Kevin Smith says that Slacker was the inspiration for his film Clerks. It shows. And more than that, it shows what happens time and time again in art and media: first, political radicals and engaged philosophers create new styles and genres; then, derivative work picks up the aesthetics and surface-level ephemera and leaves the core behind. Continue reading Slacker (1991)→
Some of the best films use war and politics as backdrop to tell a story that isn’t about war. The Anarchist’s Wife is one such film.
I heard about this movie when it came out, but with a title like The Anarchist’s Wife, I wasn’t hopping up and down to go see it. Why is the film about the wife but she’s only known in relation to her husband? Why is he the anarchist and her just a wife? Continue reading The Anarchist’s Wife (2008)→
Among anarchists, my informal poll shows three responses to The East. Most people hate it. They feel it grossly, and perhaps dangerously, misrepresents us. Other people would prefer to ignore it—it’s a minor film, after all, and seems to have had no lasting effect on the broader culture, so lets just ignore it and hope it goes away. And then there’s the minority who, well, kind of love it, for all its flaws.
Writers: Serge Le Péron, Robert Guédiguian, Gilles Taurand
French Title: “L’armée du crime”
In Paris 1943, the Nazi occupation tried its hardest to maintain a veil of social peace. No, fuck that, let me be more specific: they tried to maintain actual social peace. And the French cops, being cops, tried their hardest alongside the occupiers.
Army of Crime is a film about criminals — heroic criminals fighting against a Nazi occupation, but criminals nonetheless. Army of Crime follows the Manouchian Group, a network of about fifty armed anti-fascist, communist, and/or Jewish immigrants who committed sabotage, murder, and bombings by the score. In real life, their round-up, trial, and execution — along with the Nazi propaganda efforts to label them as foreign devils — is referred to as the Affiche Rouge (red poster) affair. The propaganda efforts largely backfired: the 23 dead communists became martyrs. And the Allies liberated France soon after their deaths regardless. Continue reading Army of Crime (2009)→
Recommended? Well, we’re the bad guys in it, so… no.
Another fantasy movie set during the Spanish Civil War! I loved Pan’s Labyrinth! What can go wrong?
A lot, apparently.
El Bosc (translation from Catalan: The Forest) follows a small landowning family outside a tiny town in Spain during the war. The lead male is petit-bourgeois and a sexist ass and runs away from the fight into a portal into another world. His wife is, presumably, our protagonist, but I don’t think I’ve ever seen a lead character with so little agency: she just waits around while men are shitty to her. That’s basically all she does the whole movie. Continue reading El Bosc (2012)→

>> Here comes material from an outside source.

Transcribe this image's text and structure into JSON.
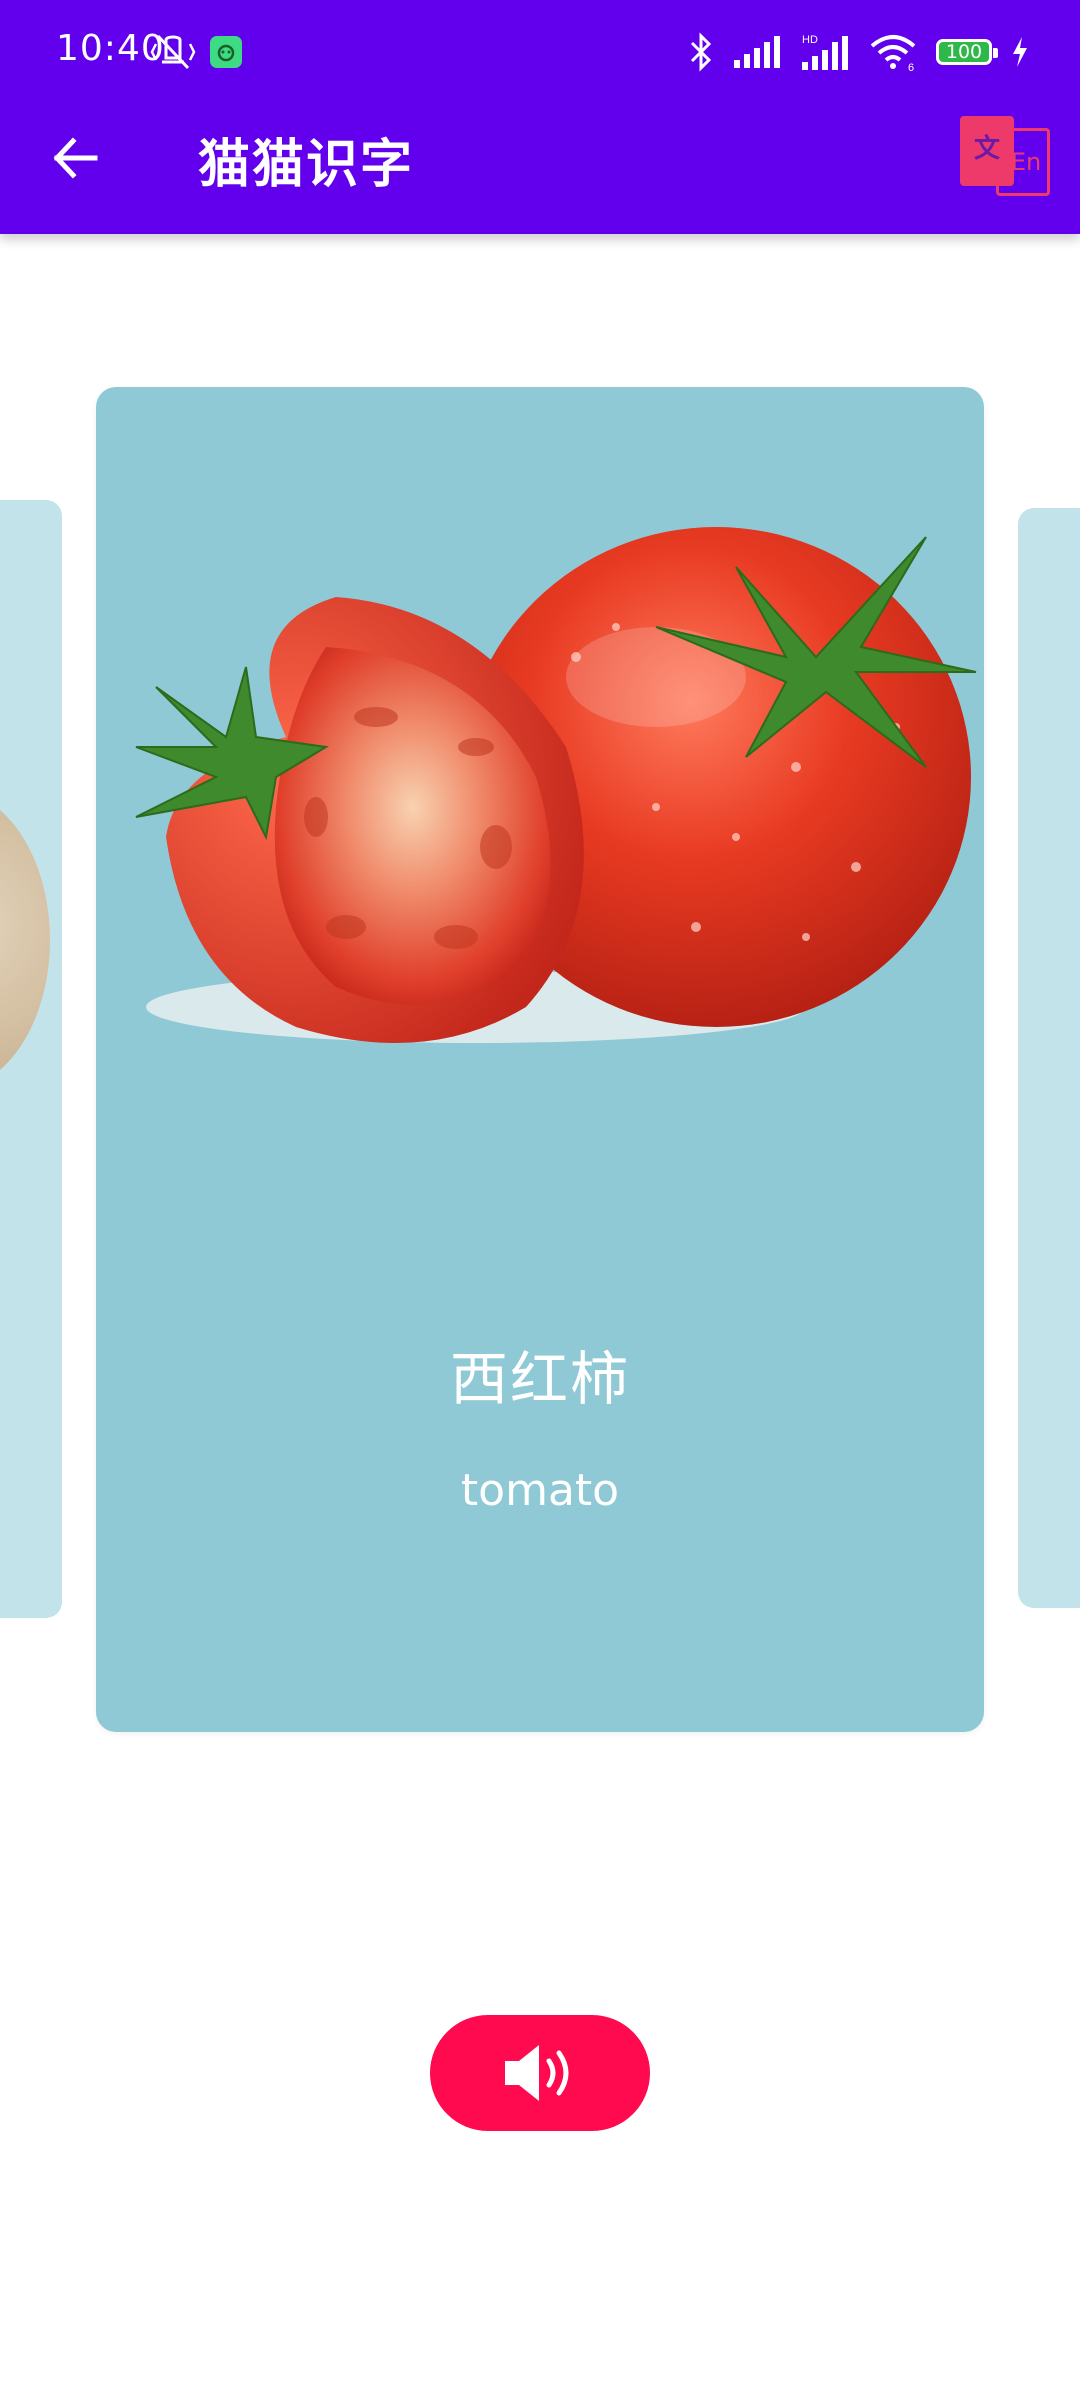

I’m a ho and an anarchist and I feel a special connection to art portraying anarchists and sex workers. So, I started on a quest to find and watch as many films about anarchists and sex workers ad possible. My current partner being very supportive and patient; (also they might have a personal interest in the topic as well considering they’re an anarchist dating an anarchist whore) I give you my two favorites so far: Lady L and The Front Page.
Look, I know this isn’t a surprise to anyone by this point, but MRAs really are the whiniest little pissbabies this side of a playpen full of over-tired toddlers.
I’ll keep my review of Mad Max: Fury Road short: the screenplay of Mad Max: Fury Road was clearly created by someone eating Slayer liner notes and then drinking tequila until they threw up, while drag racing, and I mean that in the best possible way. It had maybe a cumulative 10 minutes worth of spoken dialogue, not counting wordless yelling, and at least 45 minutes of cumulative explosions, and one dude whose whole job was to dangle from bungee cords on the front of a tricked out post-apoc truck playing an electric guitar that shot fire and it was SO FUCKING RAD I SWEAR. Continue reading U Mad (Max) Bro?→
I clearly need to be watching more Bollywood films.
A friend of mine sat us all down to watch a three-hour action movie. “You’ll love it,” she said. “It’s about a circus performer who is on a mission of revenge to destroy a bank in Chicago. You don’t have to watch the first two in the series.”
That was enough for me to want to watch it, and I wasn’t disappointed. I thought, for awhile, that the cops were the protagonists — they’re the two characters returning from the last movie. But that was just my western bias — I’m so enculturated into Hollywood storytelling that I just assumed there were clear-cut protagonists and antagonists in this movie. Continue reading Dhoom 3 (2013)→
It’s really easy to decide, in retrospect, that certain books or movies are what set up my expectations for what my life should be like. While I do believe that aesthetics and media have an incredible impact on who we choose to become, I’m afraid I might ascribe too much importance to specific movies and books. Continue reading Hackers (1995)→